UPS has set a new target to improve the miles per gallon (mpg) performance of its entire U.S. package delivery fleet by 20 percent between 2000 and 2020, according to the company’s latest corporate sustainability report.
In 2009, UPS drivers logged 77.3 million more miles than in 2000, yet fuel consumption decreased by 3.2 million gallons. UPS says fuel efficiency levels were improved through vehicle technology, vehicle maintenance procedures, fuel conservation efforts, sophisticated routing technology and operational initiatives such as minimizing engine idling. Alternative fuel technology and vehicle deployments also helped improve UPS’s fuel efficiency.
In April, UPS expanded its fleet of alternative-fuel vehicles with the deployment of 200 next-generation hybrid electric delivery trucks in Austin, Houston, Philadelphia, Chicago, Washington D.C., New York City, Minneapolis and Louisville.
This followed UPS’s deployment in January of 245 new delivery trucks fueled with compressed natural gas in Colorado and California, adding to a fleet of nearly 2,000 alternative fuel vehicles.
The fuel efficiency goal complements UPS’s announcement last year that it will improve the carbon efficiency (CO2/ATM) of its airline by an additional 20 percent by 2020, for a cumulative reduction of 42 percent since 1990. The airline represents 53 percent of the company’s global carbon footprint.
In 2007, UPS set a goal of reducing fuel consumption for its airline to 6.9 gals/100 ATM in 2011, representing a 32 percent improvement from a 1990 baseline.

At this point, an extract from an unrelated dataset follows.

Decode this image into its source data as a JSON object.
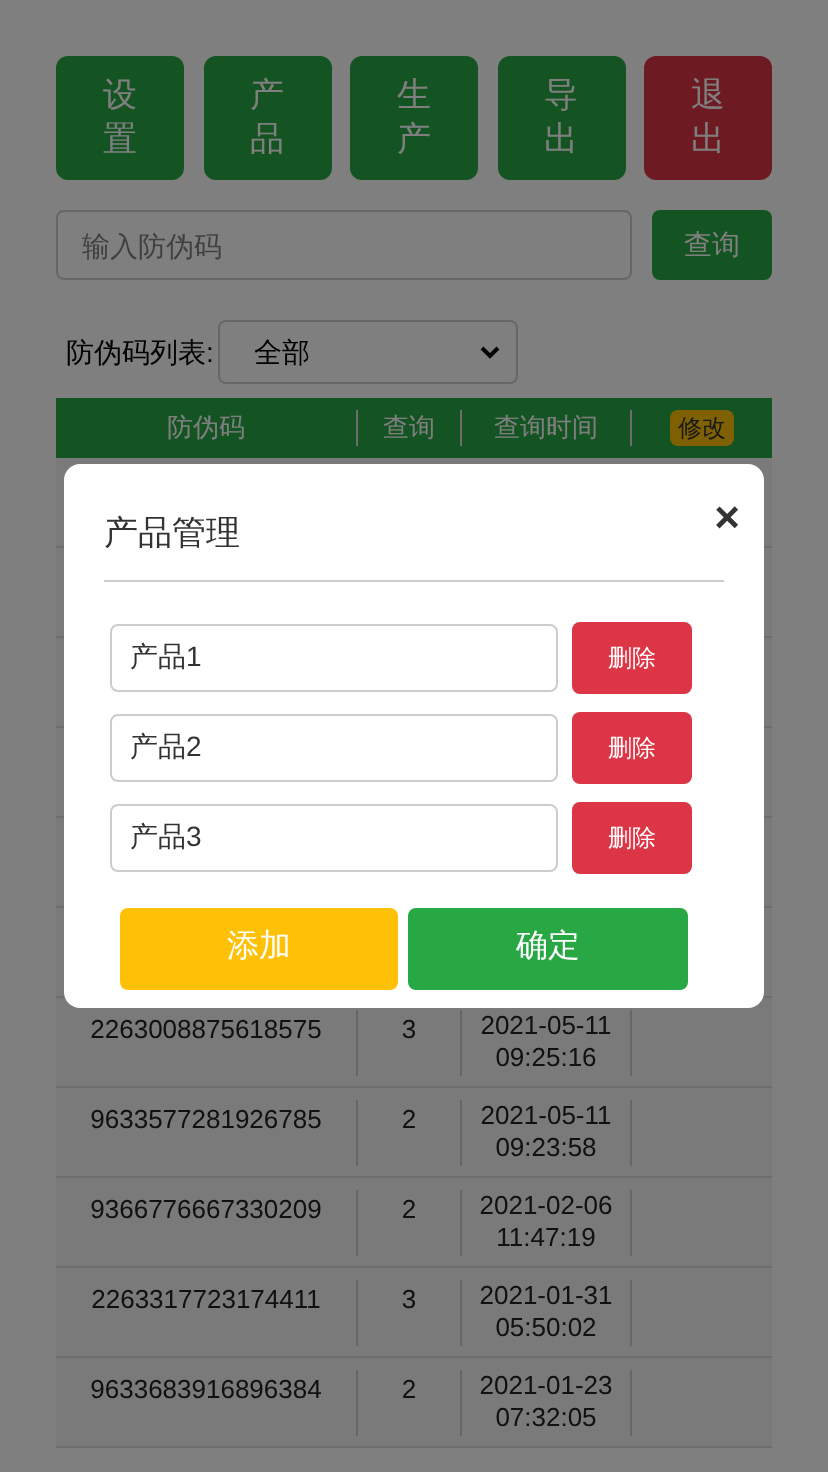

The company already has reached that goal, cutting aviation fuel use to 6.63 gals/100 ATM in 2009, and set a new goal of 6.57 for 2012.
Other environmental highlights in 2009 include becoming the first major global package carrier to offer a carbon neutral service for deliveries in the U.S. UPS announced its carbon neutral shipping program in 2009, and expanded it to include 35 nations in July.
UPS also was one of 11 members of the Air Transportation Association of America to sign deals with two potential aviation biofuel developers in 2009.
UPS also began reporting on greenhouse gas emissions in greater detail, including information on global CO2e emissions for Scope 1 and 2 for the first time and capturing and reporting more Scope 3 data from more sources.
Emissions for 2007 and 2008 are now stated at a higher level than in its 2008 report, due to UPS’s efforts to gather more comprehensive energy and emissions data even for past periods.
UPS reports that its direct (Scope 1) emissions declined in 2009 compared to 2008, in part because the recession reduced its delivery volume and package weight and changed its business mix. The company also implemented carbon avoidance strategies including modal shifting to help control emissions.
However, UPS’s indirect (Scope 2 and 3) emissions rose compared to 2008, due primarily to capturing more raw Scope 3 data from more sources and continuing to improve its analytical processes for quantifying reportable emissions.
UPS reports that its international package segment reduced Scope 1 and 2 CO2 emissions by 11 percent and its U.S. domestic package segment reduced Scope 1 and 2 CO2e absolute emissions by 6.2 percent in 2009, compared to 2008.
In 2009, energy efficiency for its largest business segment, U.S. Domestic Package, improved compared to the previous year, due to more efficient management of its ground and air fleets as well as it facilities and other assets.
Energy consumption was 3.5 percent lower per 1000 packages, and rose 3.6 percent per dollar of revenue. CO2e emissions declined 3.1 percent per 1000 packages, and increased 3.8 percent per dollar of revenue, according to the report.
Energy-efficient measures implemented by UPS to help cut its energy use include lighting retrofits and building automation system installations.
As an example, in 2009, UPS’s multi-year lighting upgrade program replaced or upgraded 22,683 fixtures. The total since 2007 is more than 69,000 fixtures upgraded, with an estimated annual energy savings of 25 million kilowatt hours.
UPS also is investing in renewable energy. In 2009, the company completed its test of a first-generation solid oxide fuel cell developed by Bloom Energy at its Anchorage, Alaska distribution facility. The fuel cell produced more than 300,000 kilowatt hours of electricity in 2009, and reduced CO2 emissions associated with the facility by 170 metric tonnes.
The company’s solar-powered facility in Palm Springs, Calif. produced 70 percent of its own electricity from solar technology, eliminating 500 metric tonnes of CO2 emissions.